START Source material

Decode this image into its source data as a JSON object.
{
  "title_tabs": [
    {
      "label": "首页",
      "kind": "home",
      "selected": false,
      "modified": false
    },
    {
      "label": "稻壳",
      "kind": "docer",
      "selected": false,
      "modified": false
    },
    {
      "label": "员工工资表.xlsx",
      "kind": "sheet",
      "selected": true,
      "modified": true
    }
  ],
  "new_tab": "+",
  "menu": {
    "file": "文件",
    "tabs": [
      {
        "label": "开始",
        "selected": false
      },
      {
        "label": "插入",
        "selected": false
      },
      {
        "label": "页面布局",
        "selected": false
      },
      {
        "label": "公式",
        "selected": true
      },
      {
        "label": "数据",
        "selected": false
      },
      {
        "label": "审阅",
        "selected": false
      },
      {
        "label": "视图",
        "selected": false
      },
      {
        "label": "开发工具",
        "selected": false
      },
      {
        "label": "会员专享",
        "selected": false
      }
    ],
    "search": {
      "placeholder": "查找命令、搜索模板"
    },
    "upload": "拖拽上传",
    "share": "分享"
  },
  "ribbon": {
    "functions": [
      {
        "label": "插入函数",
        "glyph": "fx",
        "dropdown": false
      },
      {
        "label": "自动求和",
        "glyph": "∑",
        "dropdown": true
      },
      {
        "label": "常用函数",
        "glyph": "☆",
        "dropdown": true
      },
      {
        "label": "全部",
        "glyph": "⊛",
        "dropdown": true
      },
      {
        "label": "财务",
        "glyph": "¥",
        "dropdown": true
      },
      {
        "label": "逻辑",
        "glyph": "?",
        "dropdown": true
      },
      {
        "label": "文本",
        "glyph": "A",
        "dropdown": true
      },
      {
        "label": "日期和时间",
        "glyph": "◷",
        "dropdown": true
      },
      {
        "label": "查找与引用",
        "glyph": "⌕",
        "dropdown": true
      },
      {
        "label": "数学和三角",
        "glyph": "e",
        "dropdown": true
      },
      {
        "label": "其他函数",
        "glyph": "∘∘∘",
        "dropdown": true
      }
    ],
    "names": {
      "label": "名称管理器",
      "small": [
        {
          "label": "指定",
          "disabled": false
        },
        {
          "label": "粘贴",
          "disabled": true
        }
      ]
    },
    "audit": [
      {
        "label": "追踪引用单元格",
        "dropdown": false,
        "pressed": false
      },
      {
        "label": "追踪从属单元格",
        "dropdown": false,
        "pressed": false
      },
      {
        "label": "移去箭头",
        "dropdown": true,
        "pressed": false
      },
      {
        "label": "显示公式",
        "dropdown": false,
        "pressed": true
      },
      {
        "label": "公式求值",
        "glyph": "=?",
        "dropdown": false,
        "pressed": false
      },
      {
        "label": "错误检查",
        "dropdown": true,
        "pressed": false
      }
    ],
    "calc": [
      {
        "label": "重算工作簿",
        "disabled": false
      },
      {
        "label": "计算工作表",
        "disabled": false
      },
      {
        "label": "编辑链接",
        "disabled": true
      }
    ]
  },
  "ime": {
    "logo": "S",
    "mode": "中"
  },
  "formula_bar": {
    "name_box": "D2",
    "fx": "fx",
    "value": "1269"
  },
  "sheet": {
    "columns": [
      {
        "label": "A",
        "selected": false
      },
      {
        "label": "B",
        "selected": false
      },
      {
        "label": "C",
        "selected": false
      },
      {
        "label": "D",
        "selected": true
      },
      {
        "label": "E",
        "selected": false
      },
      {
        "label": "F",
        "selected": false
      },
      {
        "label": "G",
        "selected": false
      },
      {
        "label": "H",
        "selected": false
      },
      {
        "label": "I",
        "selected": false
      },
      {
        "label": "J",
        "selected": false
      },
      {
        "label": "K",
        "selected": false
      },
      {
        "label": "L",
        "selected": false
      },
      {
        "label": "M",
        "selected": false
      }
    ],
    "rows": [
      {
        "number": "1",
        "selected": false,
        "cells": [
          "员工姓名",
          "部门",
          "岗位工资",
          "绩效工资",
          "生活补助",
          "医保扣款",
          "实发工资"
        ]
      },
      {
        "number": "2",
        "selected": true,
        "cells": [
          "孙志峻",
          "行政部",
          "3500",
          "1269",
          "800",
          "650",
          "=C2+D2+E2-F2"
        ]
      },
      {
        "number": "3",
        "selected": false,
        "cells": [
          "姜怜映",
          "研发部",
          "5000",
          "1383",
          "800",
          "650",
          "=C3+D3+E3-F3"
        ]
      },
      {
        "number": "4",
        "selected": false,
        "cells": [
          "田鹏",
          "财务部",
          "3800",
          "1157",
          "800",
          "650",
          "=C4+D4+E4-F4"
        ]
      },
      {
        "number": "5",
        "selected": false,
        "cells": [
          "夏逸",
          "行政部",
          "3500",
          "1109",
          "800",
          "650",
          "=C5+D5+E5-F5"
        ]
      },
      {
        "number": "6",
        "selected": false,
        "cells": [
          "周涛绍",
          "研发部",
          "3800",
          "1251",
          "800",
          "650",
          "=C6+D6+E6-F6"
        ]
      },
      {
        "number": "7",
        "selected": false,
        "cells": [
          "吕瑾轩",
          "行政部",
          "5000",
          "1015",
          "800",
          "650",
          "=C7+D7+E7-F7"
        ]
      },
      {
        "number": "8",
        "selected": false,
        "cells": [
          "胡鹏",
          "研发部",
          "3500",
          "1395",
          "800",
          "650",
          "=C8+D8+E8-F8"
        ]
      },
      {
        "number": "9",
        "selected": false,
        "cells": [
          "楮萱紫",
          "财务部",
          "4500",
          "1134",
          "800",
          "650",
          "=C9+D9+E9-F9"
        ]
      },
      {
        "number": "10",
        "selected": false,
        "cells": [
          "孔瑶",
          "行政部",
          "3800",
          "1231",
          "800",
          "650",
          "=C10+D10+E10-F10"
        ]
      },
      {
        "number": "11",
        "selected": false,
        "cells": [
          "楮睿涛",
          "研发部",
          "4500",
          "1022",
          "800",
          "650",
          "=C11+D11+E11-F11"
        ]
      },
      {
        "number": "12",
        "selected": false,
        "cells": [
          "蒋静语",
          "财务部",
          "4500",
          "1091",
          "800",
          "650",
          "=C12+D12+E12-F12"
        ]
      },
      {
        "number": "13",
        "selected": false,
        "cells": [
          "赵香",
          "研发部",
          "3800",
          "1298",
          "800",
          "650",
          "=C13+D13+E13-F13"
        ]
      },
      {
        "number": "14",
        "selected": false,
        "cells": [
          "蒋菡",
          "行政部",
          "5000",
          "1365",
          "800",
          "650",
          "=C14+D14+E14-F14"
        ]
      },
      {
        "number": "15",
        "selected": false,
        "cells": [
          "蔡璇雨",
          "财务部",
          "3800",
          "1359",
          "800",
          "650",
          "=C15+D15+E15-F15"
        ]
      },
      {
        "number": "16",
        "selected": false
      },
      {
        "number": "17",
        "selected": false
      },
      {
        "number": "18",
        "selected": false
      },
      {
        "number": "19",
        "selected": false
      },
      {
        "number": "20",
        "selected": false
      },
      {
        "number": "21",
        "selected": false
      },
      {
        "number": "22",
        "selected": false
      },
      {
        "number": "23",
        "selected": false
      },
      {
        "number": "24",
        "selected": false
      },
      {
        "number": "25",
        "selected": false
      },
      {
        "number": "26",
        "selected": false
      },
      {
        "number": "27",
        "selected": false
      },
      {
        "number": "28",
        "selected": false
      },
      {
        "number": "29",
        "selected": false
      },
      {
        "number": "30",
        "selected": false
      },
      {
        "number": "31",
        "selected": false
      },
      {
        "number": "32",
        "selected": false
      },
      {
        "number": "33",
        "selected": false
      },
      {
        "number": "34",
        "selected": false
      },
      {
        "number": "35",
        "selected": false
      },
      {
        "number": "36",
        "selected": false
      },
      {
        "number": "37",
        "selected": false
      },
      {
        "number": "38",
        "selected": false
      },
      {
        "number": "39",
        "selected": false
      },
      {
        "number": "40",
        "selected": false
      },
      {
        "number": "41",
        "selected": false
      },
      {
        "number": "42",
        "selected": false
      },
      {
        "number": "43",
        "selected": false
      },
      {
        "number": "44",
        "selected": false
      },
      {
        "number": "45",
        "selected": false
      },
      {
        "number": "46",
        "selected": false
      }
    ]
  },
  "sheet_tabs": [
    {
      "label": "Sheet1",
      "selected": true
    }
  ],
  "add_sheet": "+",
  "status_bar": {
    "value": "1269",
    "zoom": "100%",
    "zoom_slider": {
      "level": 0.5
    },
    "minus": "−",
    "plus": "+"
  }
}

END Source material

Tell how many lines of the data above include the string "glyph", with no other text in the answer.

12